Worth the price of admission, or a waste of time? Brian McKechnie and Suzanne Ellis offer you their take on the latest movies hitting screens. Read their reviews every week, exclusively on CityNews.ca.
In order to keep her visa status in the U.S. (and avoid being deported back to Canada), a controlling boss forces her male assistant to marry her.
*** out of 5 stars
Maybe it’s the chemistry between Sandra Bullock and Ryan Reynolds. Maybe it was seeing my favourite Golden Girl Betty White onscreen again. Or maybe it’s because my expectations were so low going in. Either way, The Proposal did its job at entertaining me for an hour and forty-seven minutes.
Margaret (Sandra Bullock) is a pushy workaholic boss who finds out she is being deported back to Canada (yeah, Bullock plays the Canadian). In an effort to keep her New York job as the publisher of Colden Books she forces her young, male assistant Andrew (Ryan Reynolds in his third film this year) to marry her. In order to prove to immigration that their relationship is real they need to learn things about each other that normal couples know. Off to Alaska they go for a weekend with Andrew’s family.

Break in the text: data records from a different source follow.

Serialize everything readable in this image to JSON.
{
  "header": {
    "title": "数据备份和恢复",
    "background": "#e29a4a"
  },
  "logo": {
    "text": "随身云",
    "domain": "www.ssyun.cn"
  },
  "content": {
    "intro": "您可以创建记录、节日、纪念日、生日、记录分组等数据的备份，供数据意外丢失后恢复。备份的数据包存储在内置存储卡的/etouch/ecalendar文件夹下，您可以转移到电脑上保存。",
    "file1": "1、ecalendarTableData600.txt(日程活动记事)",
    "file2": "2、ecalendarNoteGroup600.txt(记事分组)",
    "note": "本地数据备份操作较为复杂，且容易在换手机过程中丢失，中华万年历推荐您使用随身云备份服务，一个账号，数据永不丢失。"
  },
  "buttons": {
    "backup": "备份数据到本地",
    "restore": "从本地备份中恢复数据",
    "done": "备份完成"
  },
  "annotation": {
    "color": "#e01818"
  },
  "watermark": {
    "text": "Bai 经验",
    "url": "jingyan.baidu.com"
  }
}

Forget the story, it’s the way Bullock and Reynolds played off each other that made this movie. I’d rather watch a hundred movies with them than one with Matthew McConaughey and Kate Hudson. Betty White was also a nice surprise as Andrew’s energetic 89 going on 90-year-old Grammie (White is actually 87). For a woman who has been acting for nearly 65 years she has not lost one ounce of wit or charm and is just as lovable in The Proposal as she was as Rose on The Golden Girls. Craig T. Nelson and Mary Steenburgen also work well as Andrew’s parents Joe and Grace.
Let’s be honest, The Proposal is not going to be winning any awards. It’s a typical, formulaic rom-com (see Green Card or The Devil Wears Prada). But, as I said, it entertained me. I laughed. And it never got overly mushy or romantic. It does suffer from some of the typical problems these films tend to have (silly situations and a predictable story). Unlike the poisonous bombs The Ghosts of Girlfriends Past and New in Town, The Proposal deserves some credit for keeping the genre from totally sucking.
** out of 5 stars
I enjoy a cheesy rom-com as much as the next person, and I could see the potential in a Sandra Bullock-Ryan Reynolds match-up. Both have a knack for comic timing, and are generally likeable onscreen. I went into The Proposal expecting a predictable, but otherwise entertaining, romp. Was it predictable? Yes. Was it entertaining. Sadly, no.
Bullock plays publishing house exec Margaret Tate — a nasty piece of work who’s referred to around the office as ‘it’ and ‘the witch’. Andrew Paxton (Ryan Reynolds) is her hard-done-by assistant, who’s gamely put up with her fury for three years in the hopes of being promoted to editor. When Margaret, who’s Canadian (which she admits with some disdain), finds out she’s about to be deported on account of a rejected visa application, she strong-arms Andrew into pretending they’re engaged.
A horrified Andrew goes along with it, despite the threat of prison time if their sham engagement is uncovered. So the not-so-happy couple heads to Alaska to visit Andrew’s family, mainly to learn a few pertinent facts about each other ahead of an interview by a suspicious immigration officer. And that’s when the faux begins to drop away from this faux romance.
Though it’s hard to buy Bullock as the tough-as-nails type — she’s no ‘Devil Wears Prada’-Streep — she does manage to be thoroughly unlikeable as the spinsterish Margaret. Of course once she flies to Alaska, where Andrew’s mostly-charming family lives, she chills out — although warms up might be more appropriate — and realizes there’s more to like about her underling than the fact that he brings her her impossibly complicated Starbucks coffee order day in, day out. We’ve seen this story unfold before, and though I won’t spoil the ending for you, you’ve probably already got it figured out.
I will say this – Bullock looks fantastic, whether she’s wearing a tailored suit or an outdated wedding dress. The woman has been working out! Props to her. Of course the producers know their target audience, so we ladies get a nice shot of Ryan Reynolds’s pecs as well.
I did think the Bullock-Reynolds pairing worked, but the script didn’t capitalize on that obvious chemistry nearly as much as it could have. In fact, in many scenes the two weren’t even on screen together, perhaps to play up another element of the plot, the father-son tension between Andrew and the senior Paxton, Joe (Craig T. Nelson). This part of the story seemed tacked-on and under-developed.
Betty White provided some of the film’s biggest laughs as Grandma Annie, while Mary Steenburgen had a largely thankless role as Andrew’s mom Grace.
My proposal? Leave this film standing at the altar. You can do better.